I'd argue the opposite, since the corporation is incorporeal, we ask "where does it exist?" It does not specifically not exist within a car somehow like some kind of legal vacuum. In actuality it exists within all of our cars simultaneously, whether we have the incorporation papers riding shotgun or not.
I'd think a more likely future is one where people pay more for 4k streaming content, don't get it, and don't know that they didn't get it.
I think the chart you saw was pointing out that it is virtually impossible to notice 1080p on a screen under 30 incehs, not that you need it on TV's over that size. Physical perception limits aside, the resolution you 'need' is dictated by the size of the screen combined with the distance to your seat.
From the page I linked in a prior comment, you'll start to see 4k resolution on a 75" screen sitting 10 feet away, but not get the full benefit unless your couch is only 5 feet back. I'm not sure you'd even be able to see the edges from that distance.
I think of 3D and 4k as poor offerings for slightly different reasons; yes I'll agree with you that there isn't much content for either. But I think the implementation of 3D as a byproduct of excess refresh rates is actually a detriment to viewing since it confuses the brain into searching for a different focal point. That's why so many people have headaches after watching a 3d movie. 4k on the other hand is just more information than the eye can process, so the difference goes unnoticed (aside from the extra cost).
Both tech presses stem from the fact that manufacturers want to bump the 'standard' cost of a new TV by adding new 'must have' features. Rather than producing the perfectly acceptable standard we know and appreciate at a lower price, they seek to change the baseline with these new expansions.
I see 4k buyers as similar to those who buy cars that can go 170 mph; they like knowing that their equipment can do it, even if the highest speed limit in their area is 65. And maybe 3D buyers are like those that bought into the high ground-clearance craze, even though the handling and gas mileage turned out to be much worse.
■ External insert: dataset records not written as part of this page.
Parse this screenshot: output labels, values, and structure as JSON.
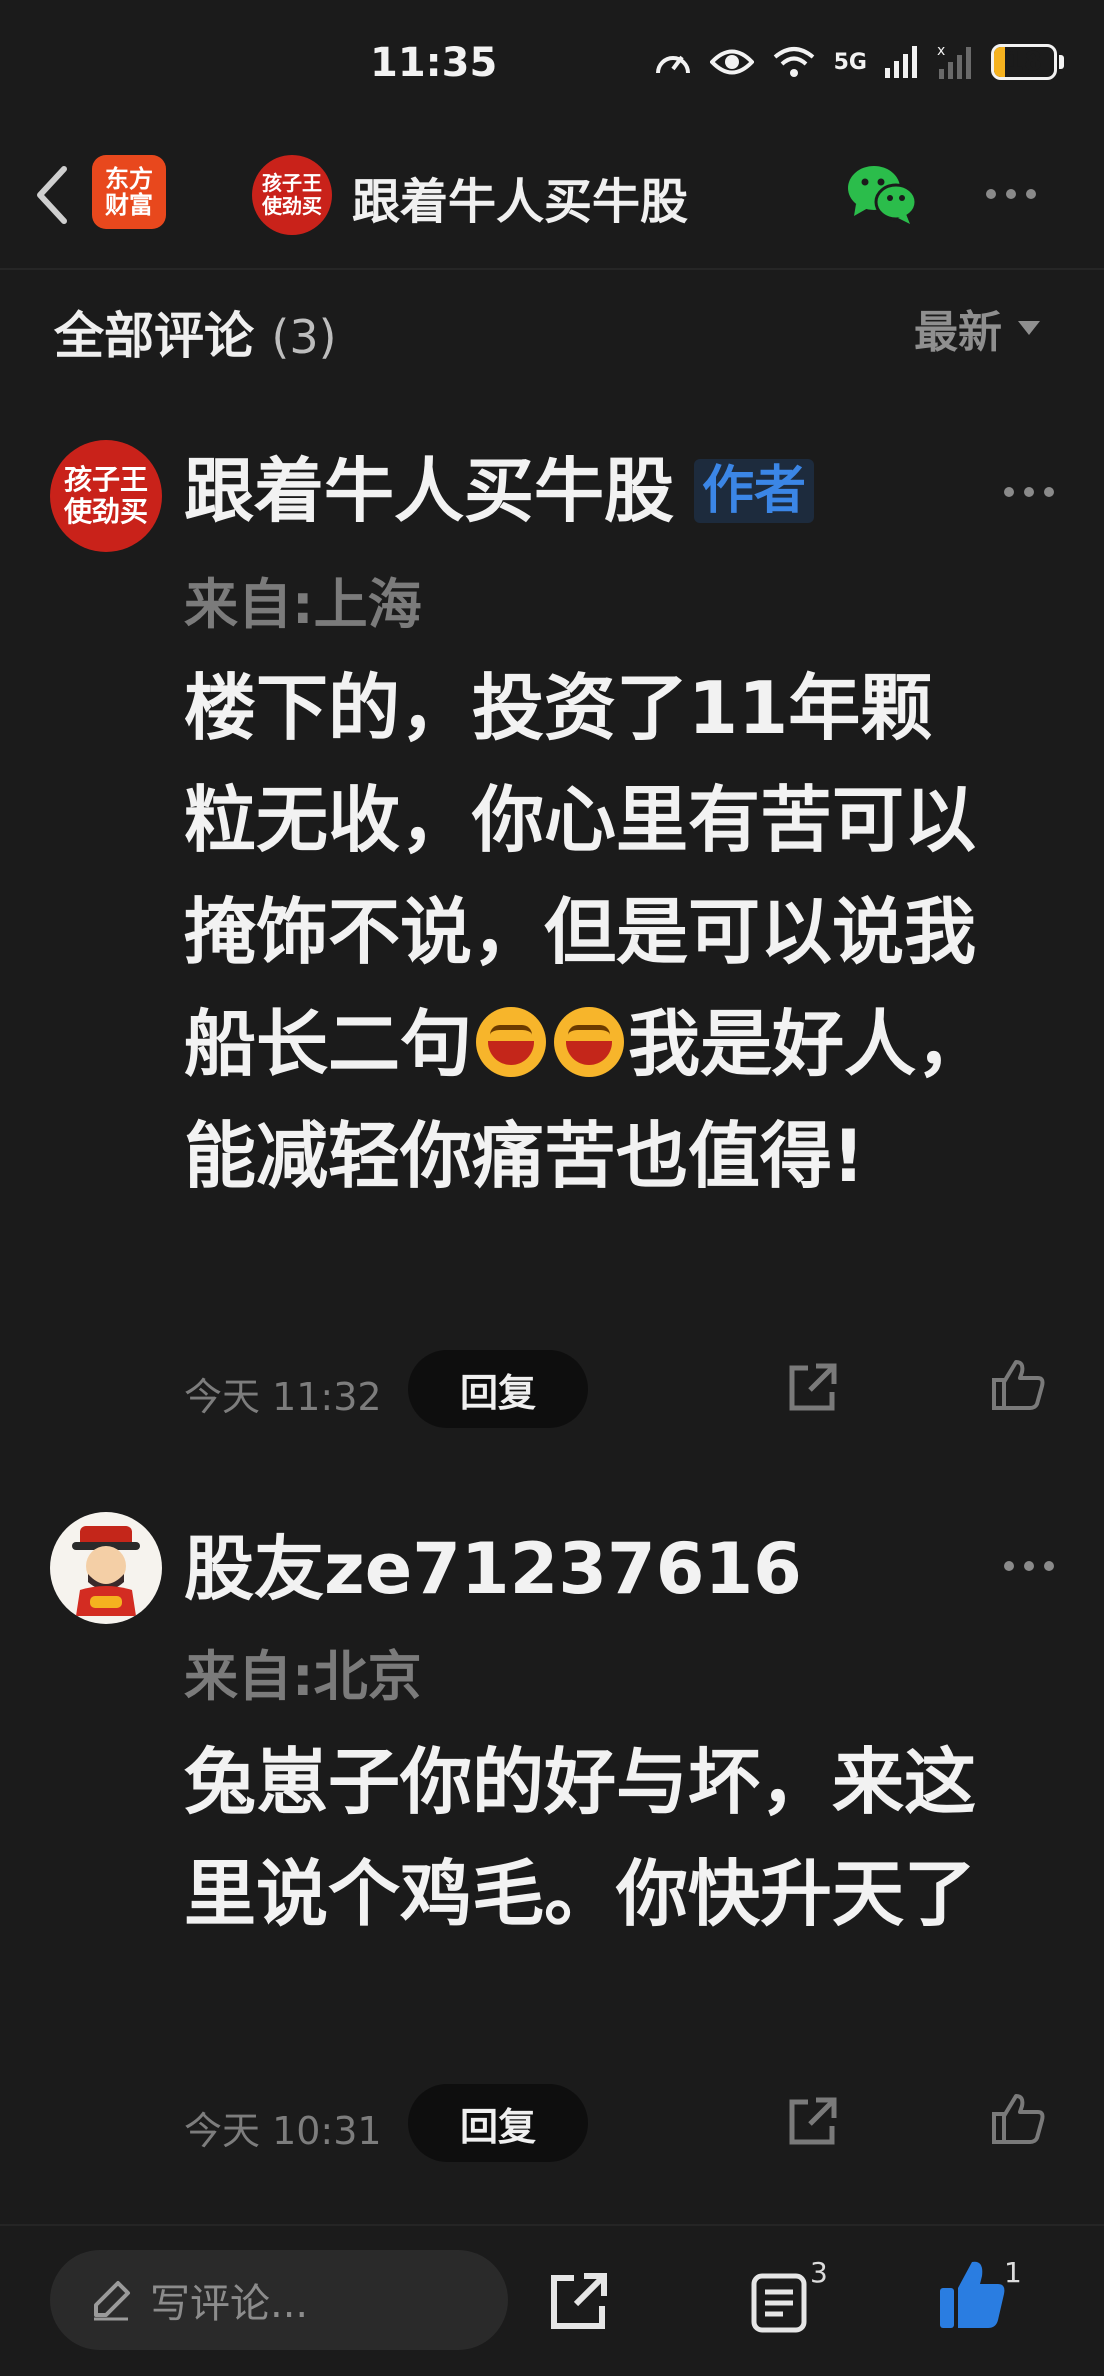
{
  "status_bar": {
    "time": "11:35",
    "network": "5G",
    "battery": "18",
    "battery_level": 0.18,
    "battery_color": "#f5b21f"
  },
  "nav": {
    "back_icon": "chevron-left-icon",
    "app_logo_line1": "东方",
    "app_logo_line2": "财富",
    "avatar_line1": "孩子王",
    "avatar_line2": "使劲买",
    "title": "跟着牛人买牛股",
    "share_icon": "wechat-icon",
    "more_icon": "more-horizontal-icon"
  },
  "comments_header": {
    "title": "全部评论",
    "count": "(3)",
    "sort_label": "最新"
  },
  "comments": [
    {
      "avatar_line1": "孩子王",
      "avatar_line2": "使劲买",
      "username": "跟着牛人买牛股",
      "badge": "作者",
      "location": "来自:上海",
      "text_before": "楼下的，投资了11年颗粒无收，你心里有苦可以掩饰不说，但是可以说我船长二句",
      "text_after": "我是好人，能减轻你痛苦也值得!",
      "emoji": "laughing-emoji-icon",
      "timestamp": "今天 11:32",
      "reply_label": "回复"
    },
    {
      "avatar_icon": "caishen-avatar-icon",
      "username": "股友ze71237616",
      "location": "来自:北京",
      "text": "兔崽子你的好与坏，来这里说个鸡毛。你快升天了",
      "timestamp": "今天 10:31",
      "reply_label": "回复"
    }
  ],
  "bottom_bar": {
    "input_placeholder": "写评论...",
    "comments_count": "3",
    "likes_count": "1",
    "like_color": "#2a7de1"
  }
}
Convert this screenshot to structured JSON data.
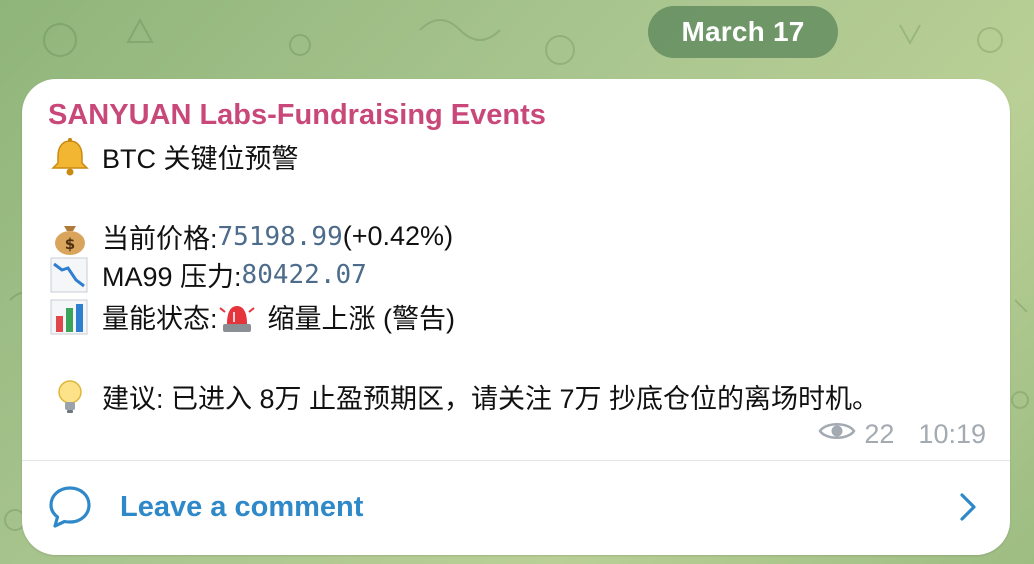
{
  "date_pill": "March 17",
  "message": {
    "channel_name": "SANYUAN Labs-Fundraising Events",
    "title": "BTC 关键位预警",
    "price_label": "当前价格: ",
    "price_value": "75198.99",
    "price_change": " (+0.42%)",
    "ma_label": "MA99 压力: ",
    "ma_value": "80422.07",
    "volume_label": "量能状态: ",
    "volume_status": "缩量上涨 (警告)",
    "advice": "建议: 已进入 8万 止盈预期区，请关注 7万 抄底仓位的离场时机。",
    "views": "22",
    "time": "10:19"
  },
  "comment": {
    "label": "Leave a comment"
  },
  "icons": {
    "title": "bell-icon",
    "price": "money-bag-icon",
    "ma": "chart-decreasing-icon",
    "volume": "bar-chart-icon",
    "siren": "police-light-icon",
    "advice": "light-bulb-icon",
    "views": "eye-icon",
    "comment": "comment-bubble-icon",
    "chevron": "chevron-right-icon"
  },
  "colors": {
    "channel_name": "#c9487a",
    "code_values": "#4d6b8a",
    "link": "#2f89c9",
    "meta": "#a3aab2"
  }
}
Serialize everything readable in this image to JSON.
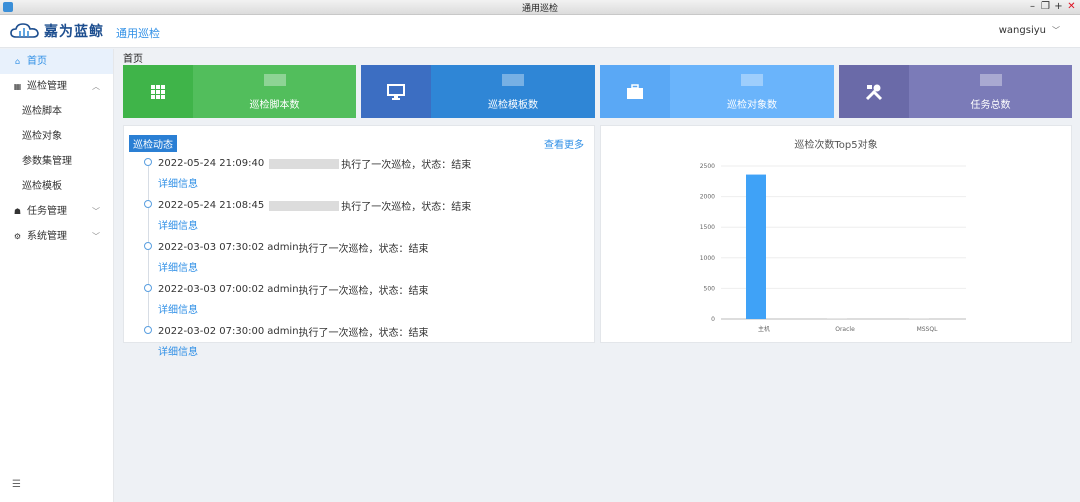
{
  "window": {
    "title": "通用巡检"
  },
  "header": {
    "brand": "嘉为蓝鲸",
    "app_name": "通用巡检",
    "username": "wangsiyu"
  },
  "sidebar": {
    "items": [
      {
        "label": "首页",
        "icon": "home-icon",
        "active": true
      },
      {
        "label": "巡检管理",
        "icon": "grid-icon",
        "expanded": true,
        "children": [
          "巡检脚本",
          "巡检对象",
          "参数集管理",
          "巡检模板"
        ]
      },
      {
        "label": "任务管理",
        "icon": "house-icon",
        "expanded": false
      },
      {
        "label": "系统管理",
        "icon": "gear-icon",
        "expanded": false
      }
    ]
  },
  "breadcrumb": "首页",
  "stats": [
    {
      "label": "巡检脚本数",
      "icon": "grid-dots-icon",
      "color_dark": "#3fb449",
      "color_light": "#52be5c"
    },
    {
      "label": "巡检模板数",
      "icon": "monitor-icon",
      "color_dark": "#3c6ec2",
      "color_light": "#2f86d6"
    },
    {
      "label": "巡检对象数",
      "icon": "briefcase-icon",
      "color_dark": "#5aa8f5",
      "color_light": "#6ab4fb"
    },
    {
      "label": "任务总数",
      "icon": "tools-icon",
      "color_dark": "#6a6aa8",
      "color_light": "#7b7bb8"
    }
  ],
  "feed": {
    "title": "巡检动态",
    "more": "查看更多",
    "detail_label": "详细信息",
    "items": [
      {
        "time": "2022-05-24 21:09:40",
        "user": "",
        "text": "执行了一次巡检，状态：结束"
      },
      {
        "time": "2022-05-24 21:08:45",
        "user": "",
        "text": "执行了一次巡检，状态：结束"
      },
      {
        "time": "2022-03-03 07:30:02",
        "user": "admin",
        "text": "执行了一次巡检，状态：结束"
      },
      {
        "time": "2022-03-03 07:00:02",
        "user": "admin",
        "text": "执行了一次巡检，状态：结束"
      },
      {
        "time": "2022-03-02 07:30:00",
        "user": "admin",
        "text": "执行了一次巡检，状态：结束"
      }
    ]
  },
  "chart_data": {
    "type": "bar",
    "title": "巡检次数Top5对象",
    "categories": [
      "主机",
      "Oracle",
      "MSSQL"
    ],
    "values": [
      2360,
      0,
      0
    ],
    "ylim": [
      0,
      2500
    ],
    "yticks": [
      0,
      500,
      1000,
      1500,
      2000,
      2500
    ],
    "bar_color": "#3fa2f7",
    "grid": true
  }
}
There's some nice charts and even a calculator to tell you how close you'd need to sit to make use of the resolution on your x width screen. For instance, to see 4k resolution on a 55 inch screen you'd need to sit three feet away from it. That's insanely close. Push your desk chair back a foot and imagine your monitor was 55". Yes that'd make for a mind blowing CES demo, but think about consuming all your media that way. Makes my brains hurt.
A single observation is probably legal, but storing and cross-referencing all sightings shouldn't be. Just like the recent ruling on GPS trackers, even though it is somewhat similar to the analog version of following someone around, digital surveillance runs afoul of expectations of privacy.
In the GPS case, attaching the actual tracker to the vehicle wasn't the issue, tracking the suspect over a duration of time was. So by the same reasoning, creating a historical database of a vehicle's travels without a warrant should not be allowed.
Breaking the law to keep the peace is great for making action movies or westerns, not so much for actual law enforcement.
Generally it means that the bad guys get away with it; so if Dotcom really was so guilty you should be just as pissed about the procedure violations as the rest of us are about the government overreach.